Opinion: Farmers have long punched above their weight in the political ring
Downing on politics...
Farmer action and links to elected politics reach back to the era of Daniel O'Connell and the gradual introduction of democracy from the mid-19th century onwards.
It has seen the farming community in Ireland repeatedly make their mark upon the nation's politics.
The Land League was interwoven with the old Irish Parliamentary Party and the league's founder, Michael Davitt, was elected on three occasions to the House of Commons.
The land agitation wrought huge social change in Ireland which was unique among the four countries which made up the United Kingdom.
The scale of the change wrought by farmers' agitation and political lobbying is too often forgotten and/or overlooked.
In 1870, some 19,000 landlords, many of them absentees, had a stranglehold on Irish land ownership. There were over half a million farmers suffering grave injustices on the land and fewer than a third of these had tenancy rights.

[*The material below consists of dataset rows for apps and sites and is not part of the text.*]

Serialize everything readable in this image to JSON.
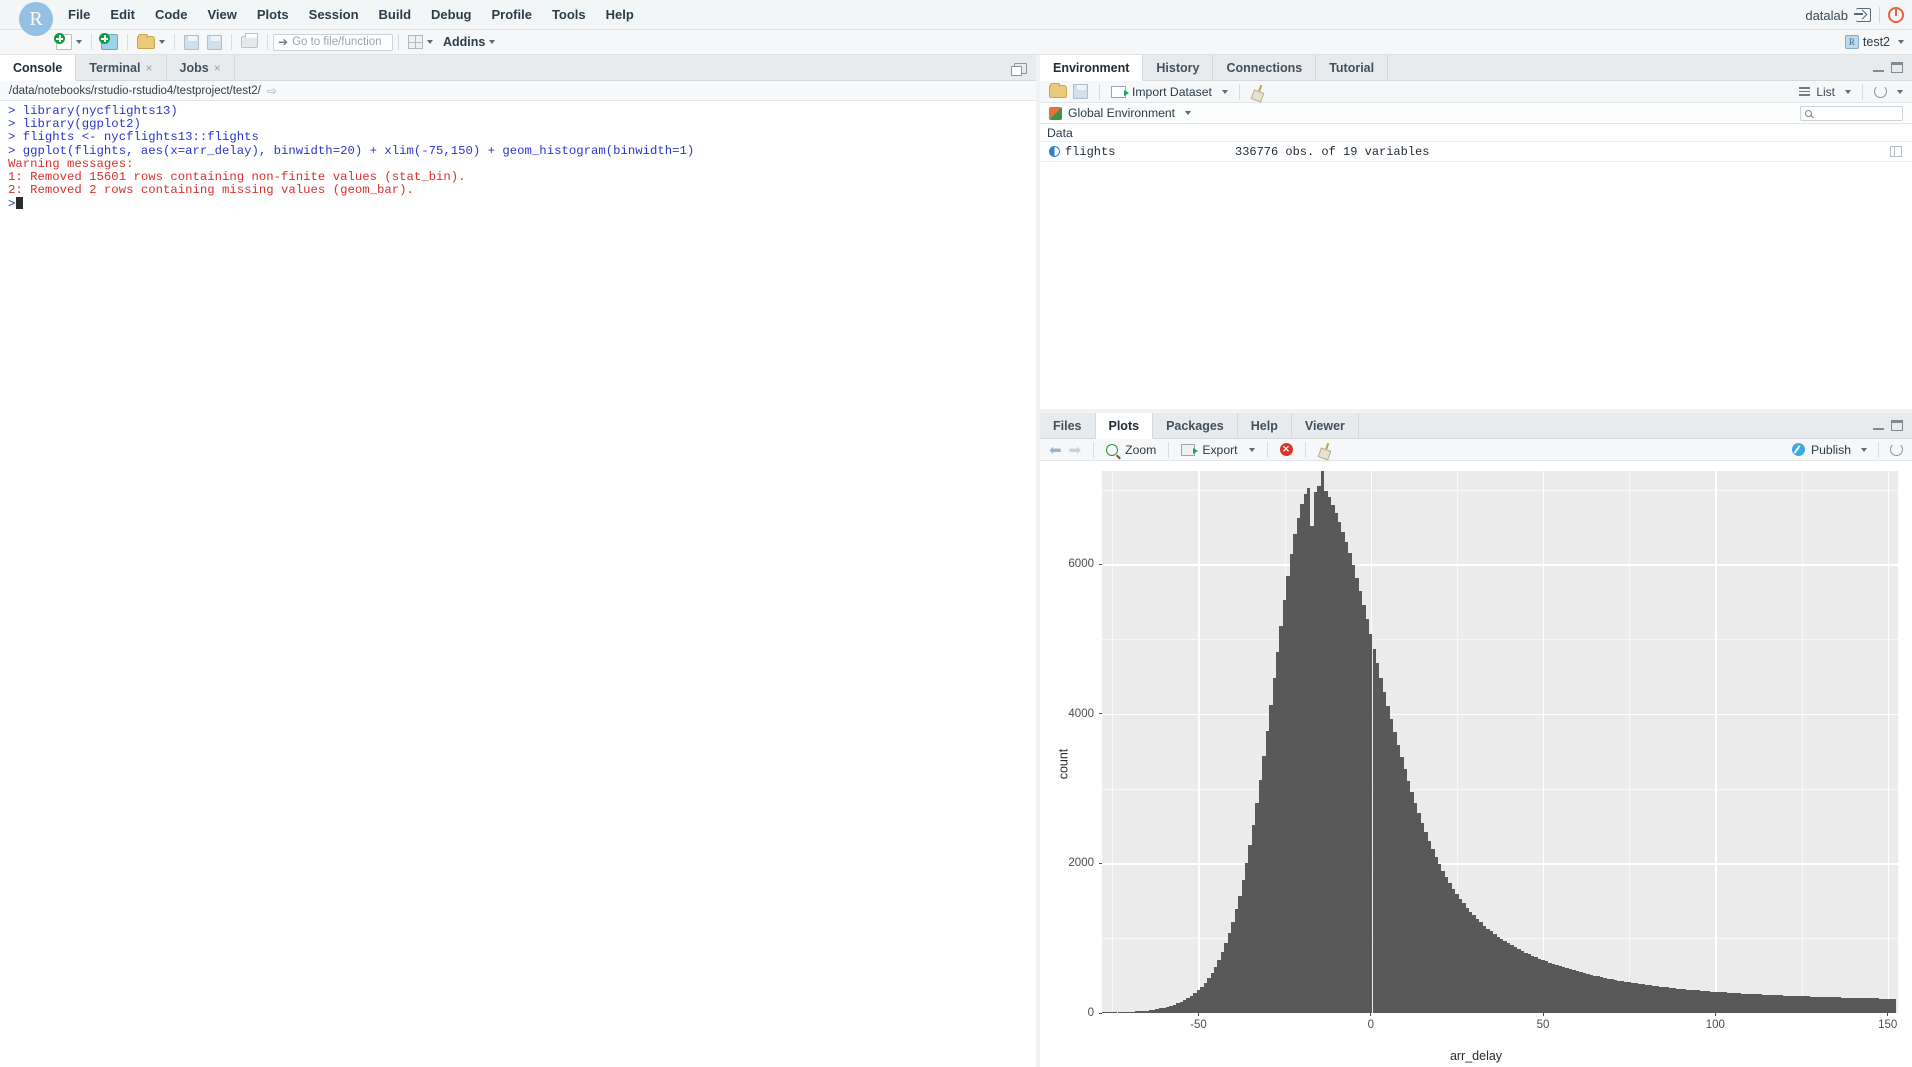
{
  "app": {
    "title": "RStudio",
    "logo_letter": "R"
  },
  "menubar": {
    "items": [
      {
        "label": "File"
      },
      {
        "label": "Edit"
      },
      {
        "label": "Code"
      },
      {
        "label": "View"
      },
      {
        "label": "Plots"
      },
      {
        "label": "Session"
      },
      {
        "label": "Build"
      },
      {
        "label": "Debug"
      },
      {
        "label": "Profile"
      },
      {
        "label": "Tools"
      },
      {
        "label": "Help"
      }
    ],
    "user": "datalab",
    "signout_icon": "sign-out-icon",
    "power_icon": "power-icon"
  },
  "toolbar": {
    "new_file_icon": "new-file-icon",
    "new_project_icon": "new-project-icon",
    "open_file_icon": "open-folder-icon",
    "save_icon": "save-icon",
    "save_all_icon": "save-all-icon",
    "print_icon": "print-icon",
    "goto_placeholder": "Go to file/function",
    "panes_icon": "workspace-panes-icon",
    "addins_label": "Addins",
    "project_name": "test2"
  },
  "console": {
    "tabs": [
      {
        "label": "Console",
        "active": true,
        "closable": false
      },
      {
        "label": "Terminal",
        "active": false,
        "closable": true
      },
      {
        "label": "Jobs",
        "active": false,
        "closable": true
      }
    ],
    "path": "/data/notebooks/rstudio-rstudio4/testproject/test2/",
    "lines": [
      {
        "type": "input",
        "text": "> library(nycflights13)"
      },
      {
        "type": "input",
        "text": "> library(ggplot2)"
      },
      {
        "type": "input",
        "text": "> flights <- nycflights13::flights"
      },
      {
        "type": "input",
        "text": "> ggplot(flights, aes(x=arr_delay), binwidth=20) + xlim(-75,150) + geom_histogram(binwidth=1)"
      },
      {
        "type": "error",
        "text": "Warning messages:"
      },
      {
        "type": "error",
        "text": "1: Removed 15601 rows containing non-finite values (stat_bin)."
      },
      {
        "type": "error",
        "text": "2: Removed 2 rows containing missing values (geom_bar)."
      }
    ],
    "prompt": ">"
  },
  "environment": {
    "tabs": [
      {
        "label": "Environment",
        "active": true
      },
      {
        "label": "History",
        "active": false
      },
      {
        "label": "Connections",
        "active": false
      },
      {
        "label": "Tutorial",
        "active": false
      }
    ],
    "toolbar": {
      "load_icon": "load-workspace-icon",
      "save_icon": "save-workspace-icon",
      "import_label": "Import Dataset",
      "clear_icon": "broom-clear-icon",
      "view_mode": "List",
      "refresh_icon": "refresh-icon"
    },
    "scope": "Global Environment",
    "search_placeholder": "",
    "section_label": "Data",
    "rows": [
      {
        "name": "flights",
        "value": "336776 obs. of  19 variables"
      }
    ]
  },
  "plots": {
    "tabs": [
      {
        "label": "Files",
        "active": false
      },
      {
        "label": "Plots",
        "active": true
      },
      {
        "label": "Packages",
        "active": false
      },
      {
        "label": "Help",
        "active": false
      },
      {
        "label": "Viewer",
        "active": false
      }
    ],
    "toolbar": {
      "back_icon": "arrow-left-icon",
      "forward_icon": "arrow-right-icon",
      "zoom_label": "Zoom",
      "export_label": "Export",
      "remove_icon": "remove-plot-icon",
      "clear_icon": "broom-clear-icon",
      "publish_label": "Publish",
      "refresh_icon": "refresh-icon"
    }
  },
  "chart_data": {
    "type": "bar",
    "title": "",
    "xlabel": "arr_delay",
    "ylabel": "count",
    "xlim": [
      -78,
      153
    ],
    "ylim": [
      0,
      7250
    ],
    "xticks": [
      -50,
      0,
      50,
      100,
      150
    ],
    "yticks": [
      0,
      2000,
      4000,
      6000
    ],
    "grid": true,
    "legend": "none",
    "binwidth": 1,
    "bar_color": "#595959",
    "panel_bg": "#EBEBEB",
    "gridline_color": "#FFFFFF",
    "x": [
      -78,
      -77,
      -76,
      -75,
      -74,
      -73,
      -72,
      -71,
      -70,
      -69,
      -68,
      -67,
      -66,
      -65,
      -64,
      -63,
      -62,
      -61,
      -60,
      -59,
      -58,
      -57,
      -56,
      -55,
      -54,
      -53,
      -52,
      -51,
      -50,
      -49,
      -48,
      -47,
      -46,
      -45,
      -44,
      -43,
      -42,
      -41,
      -40,
      -39,
      -38,
      -37,
      -36,
      -35,
      -34,
      -33,
      -32,
      -31,
      -30,
      -29,
      -28,
      -27,
      -26,
      -25,
      -24,
      -23,
      -22,
      -21,
      -20,
      -19,
      -18,
      -17,
      -16,
      -15,
      -14,
      -13,
      -12,
      -11,
      -10,
      -9,
      -8,
      -7,
      -6,
      -5,
      -4,
      -3,
      -2,
      -1,
      0,
      1,
      2,
      3,
      4,
      5,
      6,
      7,
      8,
      9,
      10,
      11,
      12,
      13,
      14,
      15,
      16,
      17,
      18,
      19,
      20,
      21,
      22,
      23,
      24,
      25,
      26,
      27,
      28,
      29,
      30,
      31,
      32,
      33,
      34,
      35,
      36,
      37,
      38,
      39,
      40,
      41,
      42,
      43,
      44,
      45,
      46,
      47,
      48,
      49,
      50,
      51,
      52,
      53,
      54,
      55,
      56,
      57,
      58,
      59,
      60,
      61,
      62,
      63,
      64,
      65,
      66,
      67,
      68,
      69,
      70,
      71,
      72,
      73,
      74,
      75,
      76,
      77,
      78,
      79,
      80,
      81,
      82,
      83,
      84,
      85,
      86,
      87,
      88,
      89,
      90,
      91,
      92,
      93,
      94,
      95,
      96,
      97,
      98,
      99,
      100,
      101,
      102,
      103,
      104,
      105,
      106,
      107,
      108,
      109,
      110,
      111,
      112,
      113,
      114,
      115,
      116,
      117,
      118,
      119,
      120,
      121,
      122,
      123,
      124,
      125,
      126,
      127,
      128,
      129,
      130,
      131,
      132,
      133,
      134,
      135,
      136,
      137,
      138,
      139,
      140,
      141,
      142,
      143,
      144,
      145,
      146,
      147,
      148,
      149,
      150,
      151,
      152
    ],
    "values": [
      4,
      5,
      6,
      7,
      8,
      9,
      11,
      13,
      15,
      18,
      21,
      24,
      28,
      33,
      38,
      45,
      52,
      61,
      70,
      82,
      95,
      110,
      128,
      148,
      172,
      199,
      230,
      266,
      307,
      354,
      408,
      470,
      541,
      622,
      714,
      818,
      936,
      1069,
      1218,
      1385,
      1571,
      1777,
      2003,
      2250,
      2518,
      2806,
      3113,
      3437,
      3775,
      4123,
      4477,
      4832,
      5182,
      5521,
      5842,
      6138,
      6402,
      6627,
      6809,
      6943,
      7025,
      6520,
      6975,
      7050,
      7250,
      6980,
      6900,
      6800,
      6690,
      6570,
      6440,
      6300,
      6150,
      5990,
      5820,
      5640,
      5455,
      5265,
      5070,
      4875,
      4680,
      4485,
      4295,
      4110,
      3930,
      3755,
      3585,
      3420,
      3260,
      3105,
      2955,
      2812,
      2675,
      2545,
      2422,
      2305,
      2195,
      2092,
      1995,
      1905,
      1820,
      1740,
      1665,
      1595,
      1530,
      1468,
      1410,
      1356,
      1305,
      1257,
      1212,
      1170,
      1130,
      1092,
      1056,
      1022,
      990,
      960,
      931,
      904,
      878,
      853,
      830,
      807,
      786,
      765,
      745,
      726,
      708,
      690,
      673,
      657,
      641,
      626,
      611,
      597,
      583,
      570,
      557,
      545,
      533,
      521,
      510,
      499,
      489,
      479,
      469,
      460,
      451,
      442,
      434,
      426,
      418,
      410,
      403,
      396,
      389,
      382,
      376,
      370,
      364,
      358,
      352,
      347,
      342,
      337,
      332,
      327,
      322,
      318,
      314,
      310,
      306,
      302,
      298,
      294,
      291,
      287,
      284,
      281,
      278,
      275,
      272,
      269,
      266,
      263,
      260,
      258,
      255,
      253,
      250,
      248,
      246,
      244,
      242,
      240,
      238,
      236,
      234,
      232,
      230,
      228,
      226,
      224,
      223,
      221,
      219,
      218,
      216,
      215,
      213,
      212,
      210,
      209,
      208,
      206,
      205,
      204,
      202,
      201,
      200,
      199,
      198,
      197,
      196,
      195,
      194,
      193,
      192,
      191,
      190,
      189,
      188,
      187,
      186,
      185,
      184,
      183
    ]
  }
}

Within a generation, a new power emerged with farmer owners becoming the norm thanks to a series of land acts which were won by political agitation by Irish farmers. These land acts, ranging from 1870 until 1903, proved a huge social game-changer all across provincial Ireland.
The very first piece of legislation enacted by the new Irish State in 1923 concerned farming and land ownership. The Farmers' Party also made an impact in the early days of the Irish State.